• _What to do_
Copy out every record below, word for word.

-------------------------

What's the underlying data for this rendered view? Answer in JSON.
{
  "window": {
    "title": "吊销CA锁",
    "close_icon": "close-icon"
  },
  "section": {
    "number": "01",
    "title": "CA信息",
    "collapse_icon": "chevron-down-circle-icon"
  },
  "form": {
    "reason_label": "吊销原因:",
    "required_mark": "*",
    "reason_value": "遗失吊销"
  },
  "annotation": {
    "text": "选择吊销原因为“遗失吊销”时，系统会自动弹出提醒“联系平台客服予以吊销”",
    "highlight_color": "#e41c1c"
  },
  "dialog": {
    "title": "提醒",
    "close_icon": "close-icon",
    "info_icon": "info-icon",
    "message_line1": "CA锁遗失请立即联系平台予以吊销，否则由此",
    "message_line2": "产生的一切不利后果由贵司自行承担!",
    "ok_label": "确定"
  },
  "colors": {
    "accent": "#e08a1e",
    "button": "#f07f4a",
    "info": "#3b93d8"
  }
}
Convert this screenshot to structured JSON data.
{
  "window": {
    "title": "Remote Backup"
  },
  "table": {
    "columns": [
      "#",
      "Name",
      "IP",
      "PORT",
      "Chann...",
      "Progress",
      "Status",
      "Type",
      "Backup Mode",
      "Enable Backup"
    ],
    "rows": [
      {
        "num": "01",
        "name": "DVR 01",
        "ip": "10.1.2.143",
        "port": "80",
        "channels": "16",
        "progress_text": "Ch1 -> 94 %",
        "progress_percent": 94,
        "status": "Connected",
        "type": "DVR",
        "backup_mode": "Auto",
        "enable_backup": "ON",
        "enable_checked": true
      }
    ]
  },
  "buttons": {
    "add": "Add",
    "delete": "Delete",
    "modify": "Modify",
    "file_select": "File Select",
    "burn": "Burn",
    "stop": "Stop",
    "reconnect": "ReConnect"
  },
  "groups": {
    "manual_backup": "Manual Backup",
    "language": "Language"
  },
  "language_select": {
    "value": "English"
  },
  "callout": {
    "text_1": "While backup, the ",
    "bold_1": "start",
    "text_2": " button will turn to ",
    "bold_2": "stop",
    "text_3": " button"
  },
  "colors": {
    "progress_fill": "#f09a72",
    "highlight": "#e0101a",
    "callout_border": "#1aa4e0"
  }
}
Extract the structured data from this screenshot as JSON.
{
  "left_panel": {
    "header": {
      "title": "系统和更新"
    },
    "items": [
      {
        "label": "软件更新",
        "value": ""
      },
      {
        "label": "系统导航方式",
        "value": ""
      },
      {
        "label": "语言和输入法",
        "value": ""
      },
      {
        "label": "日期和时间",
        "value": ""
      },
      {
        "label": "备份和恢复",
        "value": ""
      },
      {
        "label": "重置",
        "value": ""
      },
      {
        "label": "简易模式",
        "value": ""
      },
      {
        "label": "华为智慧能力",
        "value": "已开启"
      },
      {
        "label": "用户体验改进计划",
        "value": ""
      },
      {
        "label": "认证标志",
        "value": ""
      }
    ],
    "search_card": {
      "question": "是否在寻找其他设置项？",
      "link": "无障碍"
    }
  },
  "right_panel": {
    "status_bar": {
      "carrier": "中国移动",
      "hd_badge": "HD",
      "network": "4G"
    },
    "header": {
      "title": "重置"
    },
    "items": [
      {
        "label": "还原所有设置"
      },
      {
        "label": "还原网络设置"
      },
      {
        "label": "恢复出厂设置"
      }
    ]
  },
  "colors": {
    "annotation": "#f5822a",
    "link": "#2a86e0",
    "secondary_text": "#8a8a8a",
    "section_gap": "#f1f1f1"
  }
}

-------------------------

• _Answer section_
What's the underlying data for this rendered view? Answer in JSON.
{
  "window": {
    "title": "吊销CA锁",
    "close_icon": "close-icon"
  },
  "section": {
    "number": "01",
    "title": "CA信息",
    "collapse_icon": "chevron-down-circle-icon"
  },
  "form": {
    "reason_label": "吊销原因:",
    "required_mark": "*",
    "reason_value": "遗失吊销"
  },
  "annotation": {
    "text": "选择吊销原因为“遗失吊销”时，系统会自动弹出提醒“联系平台客服予以吊销”",
    "highlight_color": "#e41c1c"
  },
  "dialog": {
    "title": "提醒",
    "close_icon": "close-icon",
    "info_icon": "info-icon",
    "message_line1": "CA锁遗失请立即联系平台予以吊销，否则由此",
    "message_line2": "产生的一切不利后果由贵司自行承担!",
    "ok_label": "确定"
  },
  "colors": {
    "accent": "#e08a1e",
    "button": "#f07f4a",
    "info": "#3b93d8"
  }
}
Convert this screenshot to structured JSON data.
{
  "window": {
    "title": "Remote Backup"
  },
  "table": {
    "columns": [
      "#",
      "Name",
      "IP",
      "PORT",
      "Chann...",
      "Progress",
      "Status",
      "Type",
      "Backup Mode",
      "Enable Backup"
    ],
    "rows": [
      {
        "num": "01",
        "name": "DVR 01",
        "ip": "10.1.2.143",
        "port": "80",
        "channels": "16",
        "progress_text": "Ch1 -> 94 %",
        "progress_percent": 94,
        "status": "Connected",
        "type": "DVR",
        "backup_mode": "Auto",
        "enable_backup": "ON",
        "enable_checked": true
      }
    ]
  },
  "buttons": {
    "add": "Add",
    "delete": "Delete",
    "modify": "Modify",
    "file_select": "File Select",
    "burn": "Burn",
    "stop": "Stop",
    "reconnect": "ReConnect"
  },
  "groups": {
    "manual_backup": "Manual Backup",
    "language": "Language"
  },
  "language_select": {
    "value": "English"
  },
  "callout": {
    "text_1": "While backup, the ",
    "bold_1": "start",
    "text_2": " button will turn to ",
    "bold_2": "stop",
    "text_3": " button"
  },
  "colors": {
    "progress_fill": "#f09a72",
    "highlight": "#e0101a",
    "callout_border": "#1aa4e0"
  }
}
Extract the structured data from this screenshot as JSON.
{
  "left_panel": {
    "header": {
      "title": "系统和更新"
    },
    "items": [
      {
        "label": "软件更新",
        "value": ""
      },
      {
        "label": "系统导航方式",
        "value": ""
      },
      {
        "label": "语言和输入法",
        "value": ""
      },
      {
        "label": "日期和时间",
        "value": ""
      },
      {
        "label": "备份和恢复",
        "value": ""
      },
      {
        "label": "重置",
        "value": ""
      },
      {
        "label": "简易模式",
        "value": ""
      },
      {
        "label": "华为智慧能力",
        "value": "已开启"
      },
      {
        "label": "用户体验改进计划",
        "value": ""
      },
      {
        "label": "认证标志",
        "value": ""
      }
    ],
    "search_card": {
      "question": "是否在寻找其他设置项？",
      "link": "无障碍"
    }
  },
  "right_panel": {
    "status_bar": {
      "carrier": "中国移动",
      "hd_badge": "HD",
      "network": "4G"
    },
    "header": {
      "title": "重置"
    },
    "items": [
      {
        "label": "还原所有设置"
      },
      {
        "label": "还原网络设置"
      },
      {
        "label": "恢复出厂设置"
      }
    ]
  },
  "colors": {
    "annotation": "#f5822a",
    "link": "#2a86e0",
    "secondary_text": "#8a8a8a",
    "section_gap": "#f1f1f1"
  }
}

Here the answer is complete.